====== Dataset records
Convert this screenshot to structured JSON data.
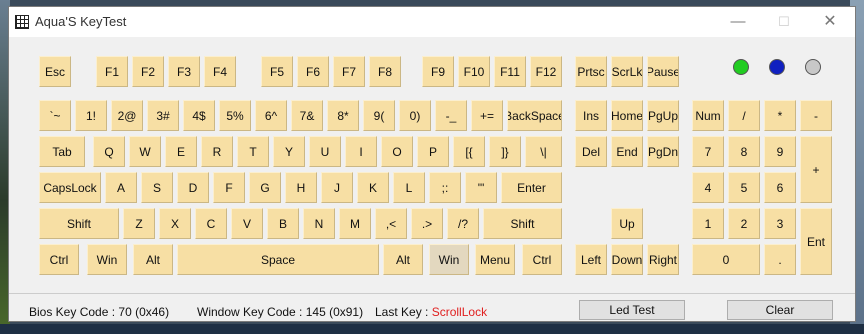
{
  "window": {
    "title": "Aqua'S KeyTest",
    "minimize": "—",
    "maximize": "☐",
    "close": "✕"
  },
  "keys": {
    "esc": "Esc",
    "f1": "F1",
    "f2": "F2",
    "f3": "F3",
    "f4": "F4",
    "f5": "F5",
    "f6": "F6",
    "f7": "F7",
    "f8": "F8",
    "f9": "F9",
    "f10": "F10",
    "f11": "F11",
    "f12": "F12",
    "prtsc": "Prtsc",
    "scrlk": "ScrLk",
    "pause": "Pause",
    "tilde": "`~",
    "d1": "1!",
    "d2": "2@",
    "d3": "3#",
    "d4": "4$",
    "d5": "5%",
    "d6": "6^",
    "d7": "7&",
    "d8": "8*",
    "d9": "9(",
    "d0": "0)",
    "minus": "-_",
    "equals": "+=",
    "backspace": "BackSpace",
    "ins": "Ins",
    "home": "Home",
    "pgup": "PgUp",
    "num": "Num",
    "kp_div": "/",
    "kp_mul": "*",
    "kp_minus": "-",
    "tab": "Tab",
    "q": "Q",
    "w": "W",
    "e": "E",
    "r": "R",
    "t": "T",
    "y": "Y",
    "u": "U",
    "i": "I",
    "o": "O",
    "p": "P",
    "lbracket": "[{",
    "rbracket": "]}",
    "backslash": "\\|",
    "del": "Del",
    "end": "End",
    "pgdn": "PgDn",
    "kp7": "7",
    "kp8": "8",
    "kp9": "9",
    "kp_plus": "+",
    "capslock": "CapsLock",
    "a": "A",
    "s": "S",
    "d": "D",
    "f": "F",
    "g": "G",
    "h": "H",
    "j": "J",
    "k": "K",
    "l": "L",
    "semicolon": ";:",
    "quote": "'\"",
    "enter": "Enter",
    "kp4": "4",
    "kp5": "5",
    "kp6": "6",
    "lshift": "Shift",
    "z": "Z",
    "x": "X",
    "c": "C",
    "v": "V",
    "b": "B",
    "n": "N",
    "m": "M",
    "comma": ",<",
    "period": ".>",
    "slash": "/?",
    "rshift": "Shift",
    "up": "Up",
    "kp1": "1",
    "kp2": "2",
    "kp3": "3",
    "kp_enter": "Ent",
    "lctrl": "Ctrl",
    "lwin": "Win",
    "lalt": "Alt",
    "space": "Space",
    "ralt": "Alt",
    "rwin": "Win",
    "menu": "Menu",
    "rctrl": "Ctrl",
    "left": "Left",
    "down": "Down",
    "right": "Right",
    "kp0": "0",
    "kp_dot": "."
  },
  "leds": {
    "num_color": "#22cc22",
    "caps_color": "#1020c0",
    "scroll_color": "#c8c8c8"
  },
  "status": {
    "bios_label": "Bios Key Code :",
    "bios_value": "70 (0x46)",
    "window_label": "Window Key Code :",
    "window_value": "145 (0x91)",
    "last_label": "Last Key :",
    "last_value": "ScrollLock",
    "led_test": "Led Test",
    "clear": "Clear"
  }
}
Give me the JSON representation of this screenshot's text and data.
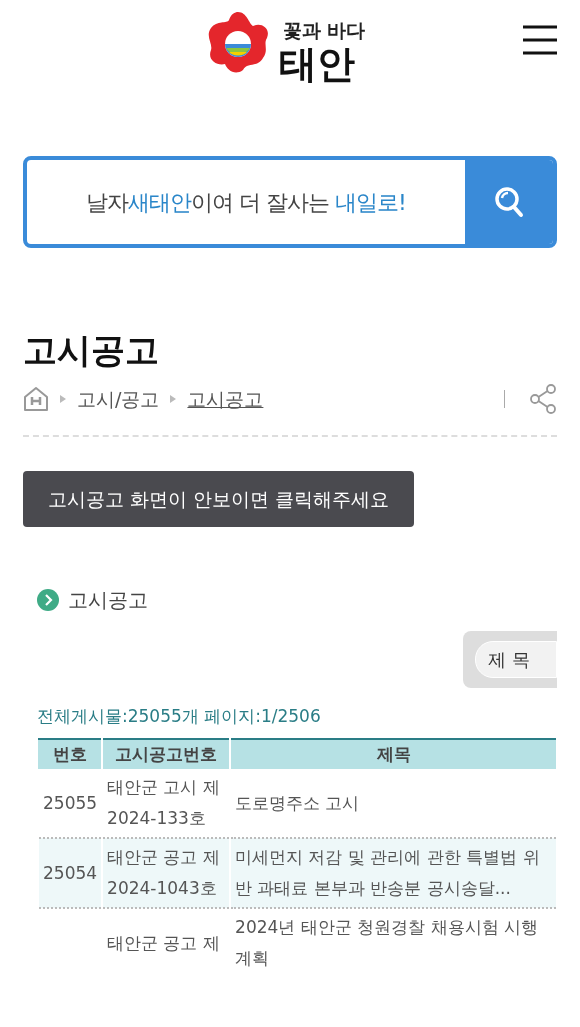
{
  "logo": {
    "slogan": "꽃과 바다",
    "name": "태안"
  },
  "banner": {
    "segments": [
      {
        "text": "날자",
        "highlight": false
      },
      {
        "text": "새태안",
        "highlight": true
      },
      {
        "text": "이여 더 잘사는 ",
        "highlight": false
      },
      {
        "text": "내일로!",
        "highlight": true
      }
    ]
  },
  "page_title": "고시공고",
  "breadcrumb": [
    {
      "label": "고시/공고",
      "current": false
    },
    {
      "label": "고시공고",
      "current": true
    }
  ],
  "notice_button": "고시공고 화면이 안보이면 클릭해주세요",
  "section_title": "고시공고",
  "search_select": {
    "value": "제 목"
  },
  "summary": "전체게시물:25055개 페이지:1/2506",
  "table": {
    "columns": [
      "번호",
      "고시공고번호",
      "제목"
    ],
    "rows": [
      {
        "number": "25055",
        "notice_no": "태안군 고시 제 2024-133호",
        "title": "도로명주소 고시"
      },
      {
        "number": "25054",
        "notice_no": "태안군 공고 제 2024-1043호",
        "title": "미세먼지 저감 및 관리에 관한 특별법 위반 과태료 본부과 반송분 공시송달..."
      },
      {
        "notice_no": "태안군 공고 제",
        "title": "2024년 태안군 청원경찰 채용시험 시행계획"
      }
    ]
  }
}
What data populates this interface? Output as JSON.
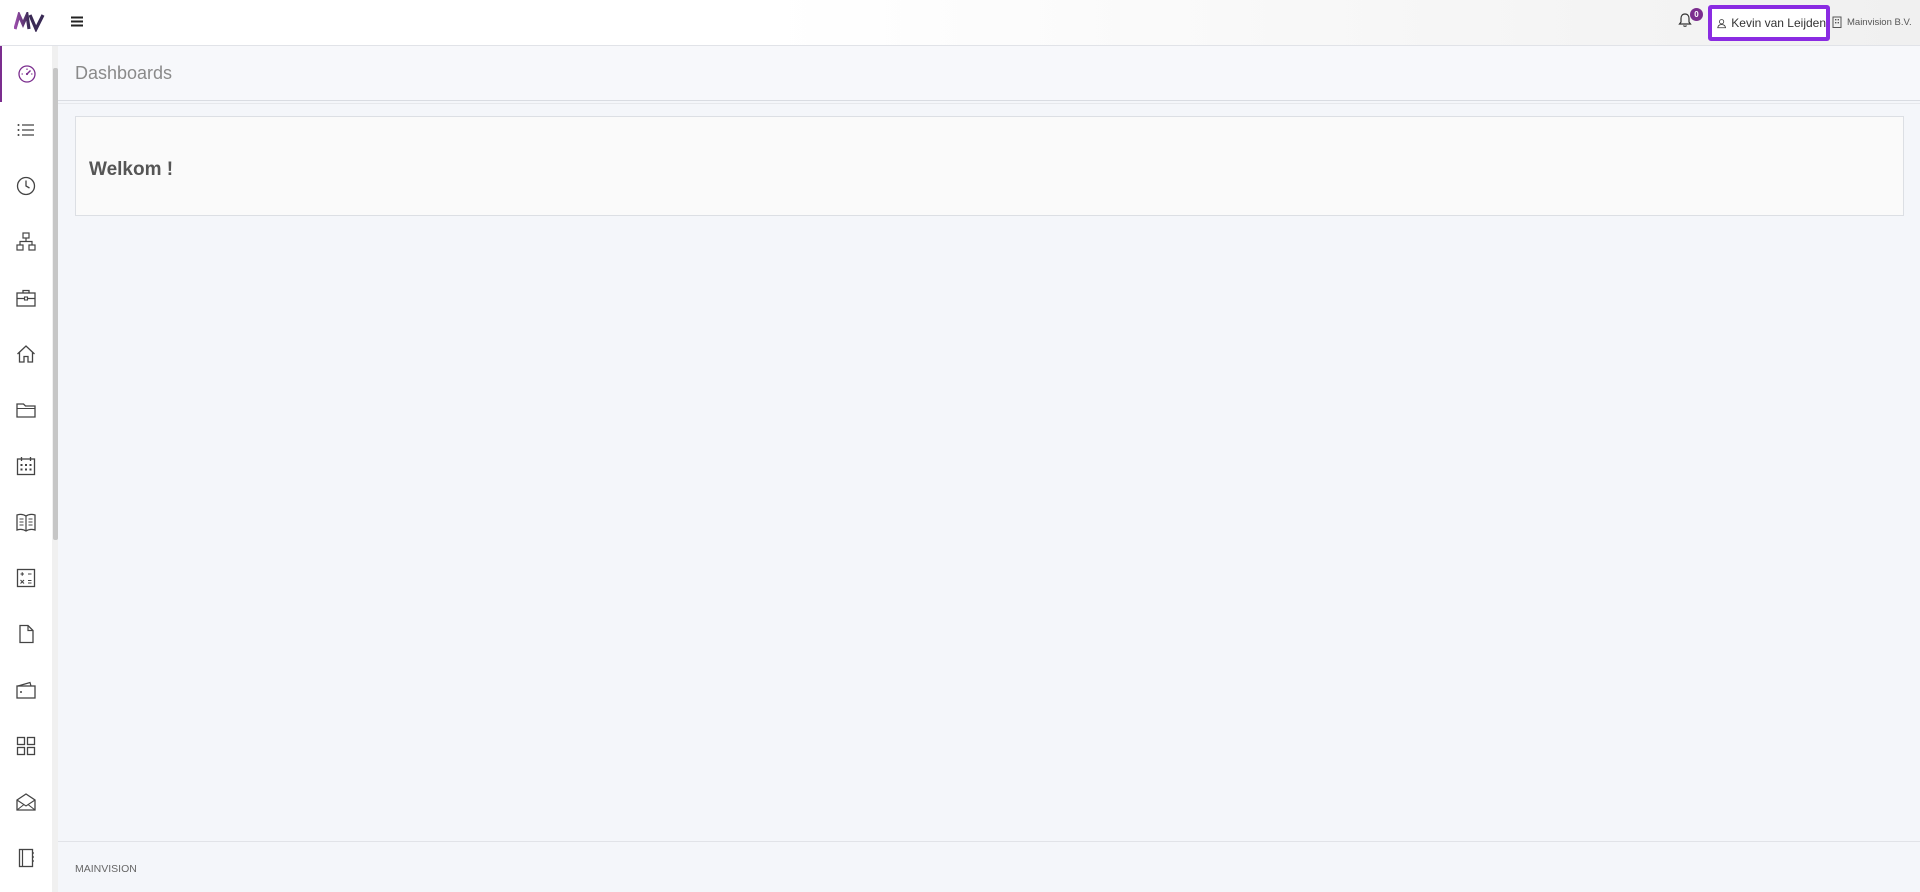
{
  "app": {
    "logo_text": "MV",
    "accent_color": "#7b2d8e",
    "highlight_color": "#8a2be2"
  },
  "topbar": {
    "notifications_count": "0",
    "user_name": "Kevin van Leijden",
    "company_name": "Mainvision B.V."
  },
  "sidebar": {
    "items": [
      {
        "icon": "dashboard-gauge-icon",
        "active": true
      },
      {
        "icon": "list-icon"
      },
      {
        "icon": "clock-icon"
      },
      {
        "icon": "hierarchy-icon"
      },
      {
        "icon": "briefcase-icon"
      },
      {
        "icon": "home-icon"
      },
      {
        "icon": "folder-icon"
      },
      {
        "icon": "calendar-icon"
      },
      {
        "icon": "book-icon"
      },
      {
        "icon": "calculator-icon"
      },
      {
        "icon": "document-icon"
      },
      {
        "icon": "wallet-icon"
      },
      {
        "icon": "grid-icon"
      },
      {
        "icon": "mail-open-icon"
      },
      {
        "icon": "notebook-icon"
      }
    ]
  },
  "main": {
    "page_title": "Dashboards",
    "welcome_text": "Welkom !"
  },
  "footer": {
    "text": "MAINVISION"
  }
}
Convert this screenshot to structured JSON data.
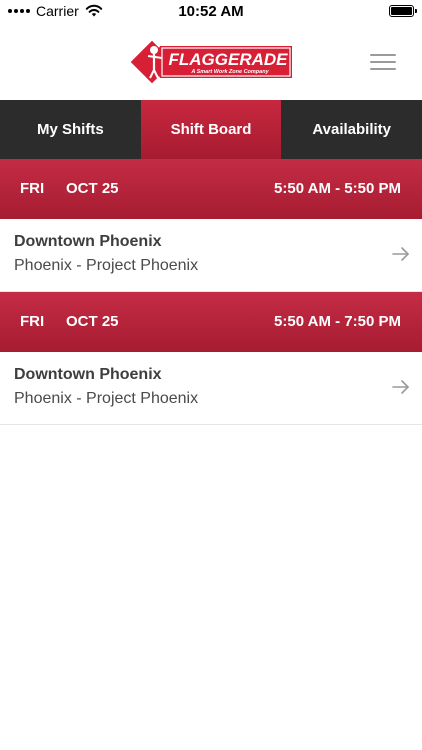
{
  "status_bar": {
    "carrier": "Carrier",
    "time": "10:52 AM",
    "icons": [
      "signal-dots-icon",
      "wifi-icon",
      "battery-icon"
    ]
  },
  "header": {
    "logo_text": "FLAGGERADE",
    "logo_tagline": "A Smart Work Zone Company",
    "menu_icon": "hamburger-menu-icon",
    "brand_color": "#d71f36"
  },
  "tabs": [
    {
      "label": "My Shifts",
      "active": false
    },
    {
      "label": "Shift Board",
      "active": true
    },
    {
      "label": "Availability",
      "active": false
    }
  ],
  "shifts": [
    {
      "day": "FRI",
      "date": "OCT 25",
      "time": "5:50 AM - 5:50 PM",
      "title": "Downtown Phoenix",
      "subtitle": "Phoenix - Project Phoenix",
      "icon": "arrow-right-icon"
    },
    {
      "day": "FRI",
      "date": "OCT 25",
      "time": "5:50 AM - 7:50 PM",
      "title": "Downtown Phoenix",
      "subtitle": "Phoenix - Project Phoenix",
      "icon": "arrow-right-icon"
    }
  ],
  "colors": {
    "tab_bar": "#2c2c2c",
    "accent_red": "#b8233a",
    "text_dark": "#3e3e3e"
  }
}
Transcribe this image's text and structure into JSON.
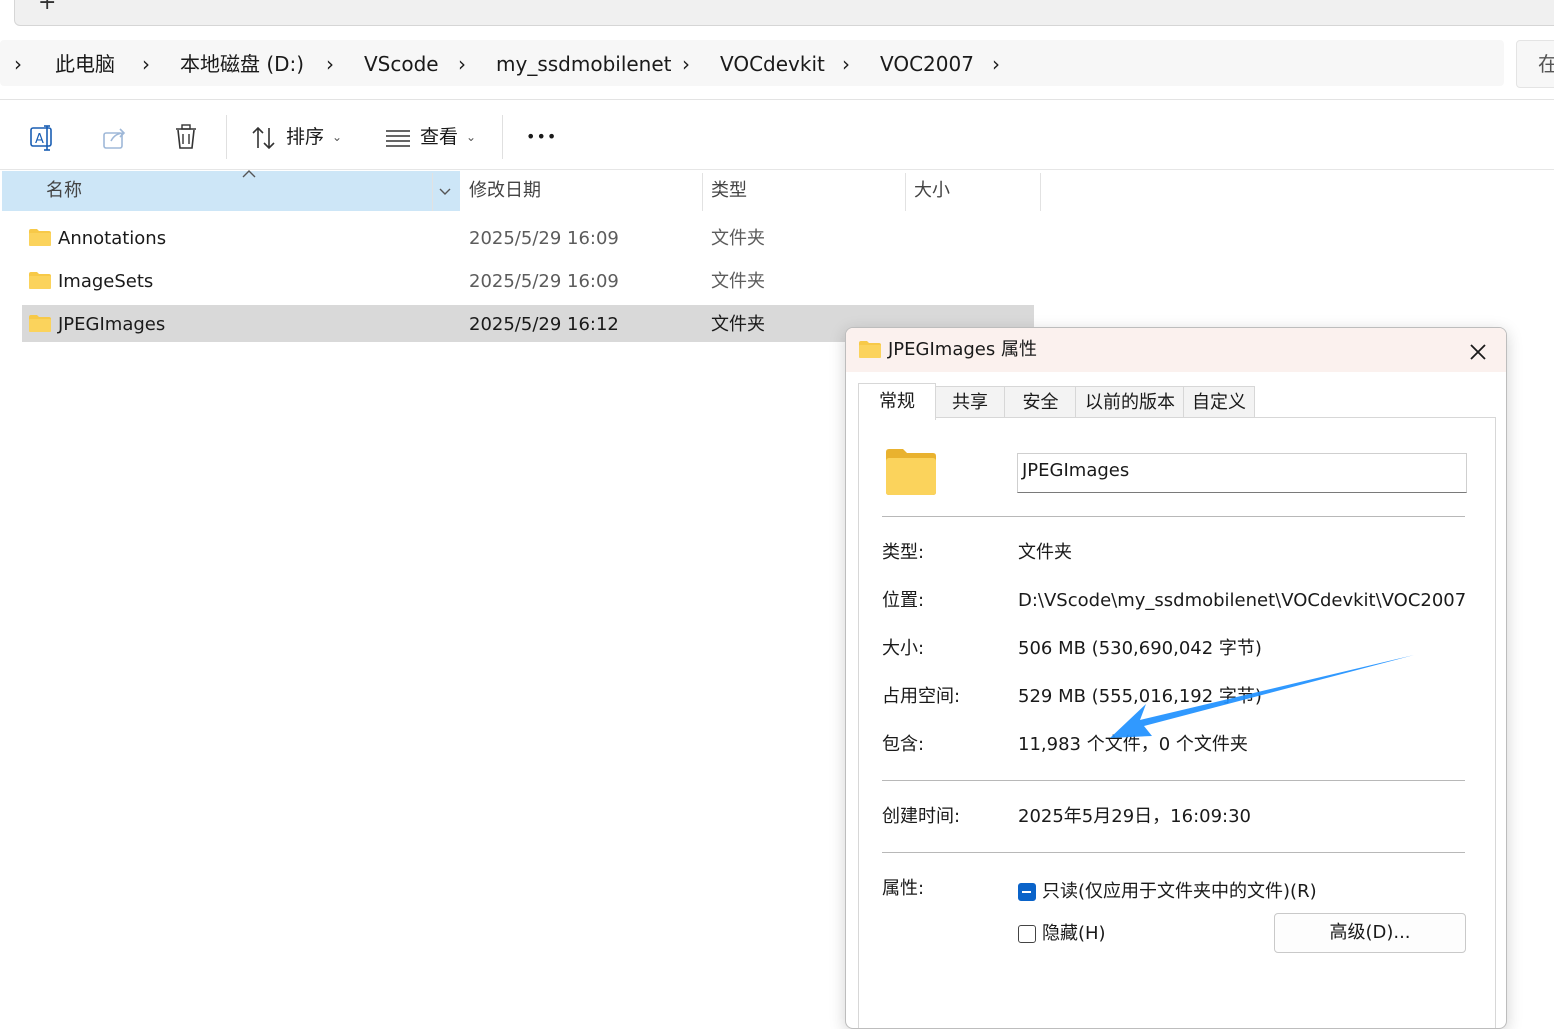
{
  "tabstrip": {
    "new_tab_symbol": "+"
  },
  "breadcrumb": {
    "items": [
      "此电脑",
      "本地磁盘 (D:)",
      "VScode",
      "my_ssdmobilenet",
      "VOCdevkit",
      "VOC2007"
    ],
    "search_partial": "在"
  },
  "toolbar": {
    "sort_label": "排序",
    "view_label": "查看",
    "more_label": "•••"
  },
  "columns": {
    "name": "名称",
    "modified": "修改日期",
    "type": "类型",
    "size": "大小"
  },
  "files": [
    {
      "name": "Annotations",
      "modified": "2025/5/29 16:09",
      "type": "文件夹"
    },
    {
      "name": "ImageSets",
      "modified": "2025/5/29 16:09",
      "type": "文件夹"
    },
    {
      "name": "JPEGImages",
      "modified": "2025/5/29 16:12",
      "type": "文件夹"
    }
  ],
  "dialog": {
    "title": "JPEGImages 属性",
    "tabs": [
      "常规",
      "共享",
      "安全",
      "以前的版本",
      "自定义"
    ],
    "name_value": "JPEGImages",
    "type_label": "类型:",
    "type_value": "文件夹",
    "location_label": "位置:",
    "location_value": "D:\\VScode\\my_ssdmobilenet\\VOCdevkit\\VOC2007",
    "size_label": "大小:",
    "size_value": "506 MB (530,690,042 字节)",
    "disk_label": "占用空间:",
    "disk_value": "529 MB (555,016,192 字节)",
    "contains_label": "包含:",
    "contains_value": "11,983 个文件，0 个文件夹",
    "created_label": "创建时间:",
    "created_value": "2025年5月29日，16:09:30",
    "attrs_label": "属性:",
    "readonly_label": "只读(仅应用于文件夹中的文件)(R)",
    "hidden_label": "隐藏(H)",
    "advanced_label": "高级(D)..."
  },
  "colors": {
    "accent": "#0a63c9",
    "selection_header": "#cde6f7",
    "selection_row": "#d9d9d9",
    "folder_yellow": "#f7c948",
    "arrow_blue": "#1e90ff"
  }
}
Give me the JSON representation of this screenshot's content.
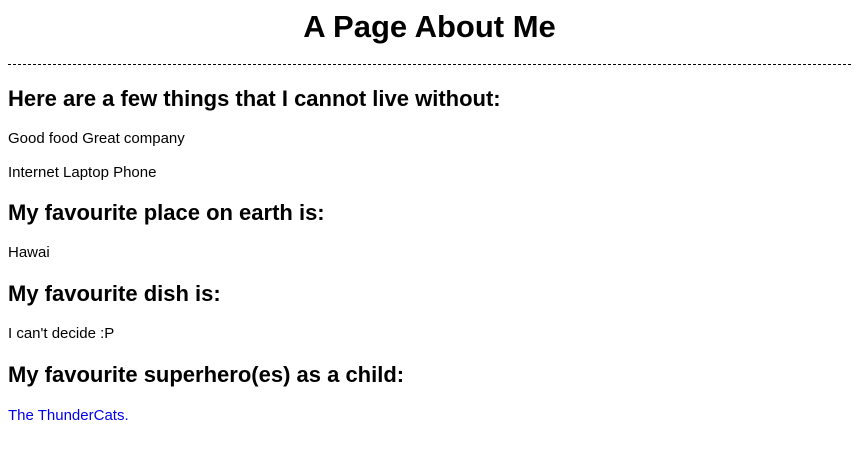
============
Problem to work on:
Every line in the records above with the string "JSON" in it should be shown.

Solution:
Convert this screenshot to structured JSON data.
Give me the JSON representation of this screenshot's text and data.
What data populates this interface? Output as JSON.
Convert this screenshot to structured JSON data.
Transcribe this image's text and structure into JSON.
Give me the JSON representation of this screenshot's content.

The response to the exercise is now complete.